How to get the best out of a turbo trainer

Words by Aaron Scott

For many cyclists turbo trainers are a necessary evil when the days begin to get shorter, the weather turns and the thought of riding in the dark and wet is just a pedal revolution too far. Although they often get a bad reputation, a turbo trainer can keep you warm, dry and safe while you keep your fitness ticking over during the winter months and with the latest trainer technology, the indoor experience is gradually becoming less removed from the real thing.

What is a turbo trainer?

Let’s start with the basics. A turbo trainer is a static device which your bike attaches too, allowing you to ride your own bike, in one place, pretty much wherever you please. Most turbos work in a similar way with the rear wheel clamped into a frame which keeps the bike stable while you ride. For traditional turbo trainers, the rear wheel will sit in contact with a roller which is connected to a resistance unit and, as you pedal, the back wheel will turn the roller and generate resistance.

The vast majority of trainers will have the ability to vary the resistance, meaning you can work harder if you so wish and allowing you to work through intense workouts (if you’re into that kind of thing). This resistance is generated in several different ways which we’ll cover shortly. Recently, direct drive trainers have become increasingly popular – with this style of turbo, you remove your rear wheel completely and sit the rear dropouts of the bike on the turbo trainer.

Why use a turbo trainer?

While most cyclists will bemoan the boredom related to sitting on the turbo, there’s a huge number of benefits related to jumping on the turbo.

1. Avoiding bad weather

Although there might be some grim satisfaction to riding in terrible weather, it’s just not something you want to do regularly, if for no other reason that it’ll make you ill and you’ll miss more riding! When the weather turns icy and damp in winter, a stint on the turbo will keep you warm and dry while still maintaining your hard-earned summer fitness

2. Keeping safe

Similar to above, riding in icy and wet conditions, or in the dark, can be treacherous and riding inside can be a much safer alternative to riding on the road once the nights draw in and the weather turns.

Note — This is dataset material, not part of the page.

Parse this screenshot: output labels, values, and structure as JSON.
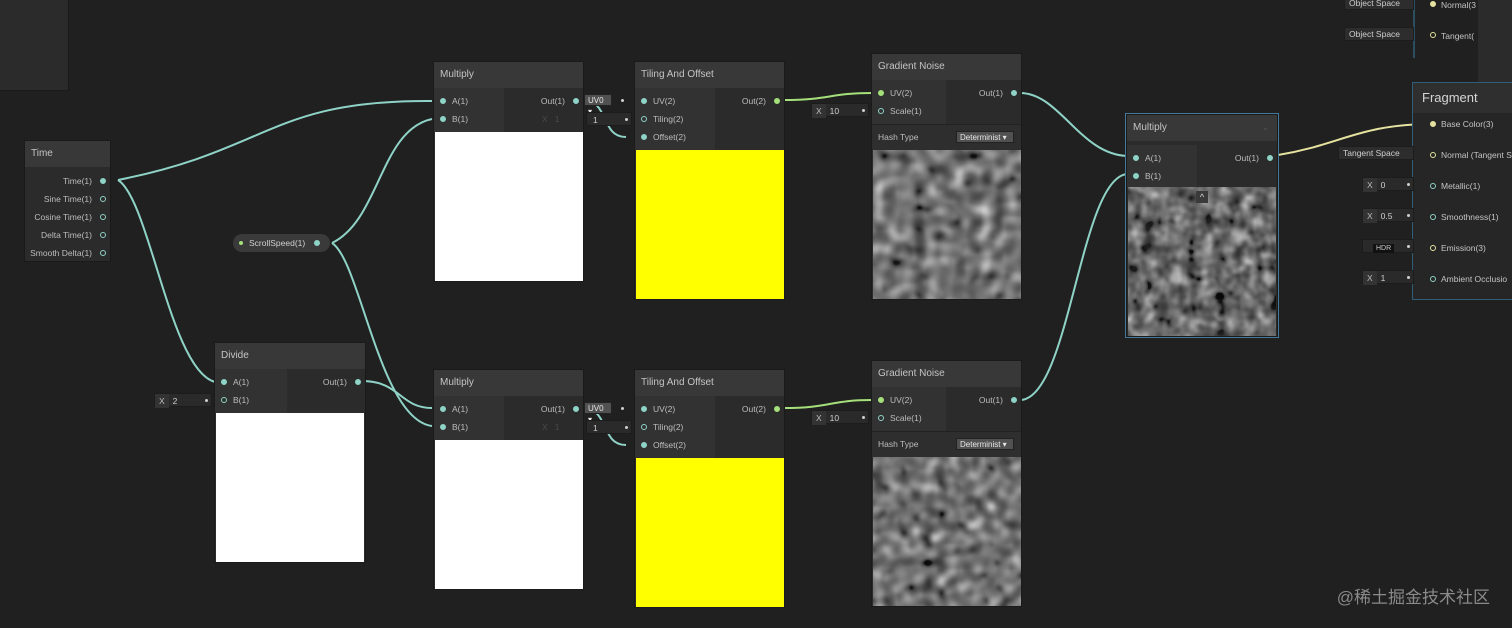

3. Targeted training

The real benefit of an indoor trainer is its effectiveness as a training aid. You can work on a specific area of fitness and time your session to the second, while you can also allow for more intense efforts without worrying about traffic, junctions or hills to halt your progress.

4. Time-effective

With that ability to be so specific, the turbo can be a great training tool for time-crunched cyclists. Without the need to get wrapped up to tackle the weather, or clean your bike when you get home, you can jump on, smash out a session, and reap the fitness benefits in as little as half an hour.

5. Pre-race warm ups

If you’re of a competitive disposition, the turbo trainer can be an excellent tool for waking your legs up ahead of your local crit or time trial. Popularised by Team Sky at World Tour level, a foldable turbo trainer should easily fit in the boot ahead of your next race.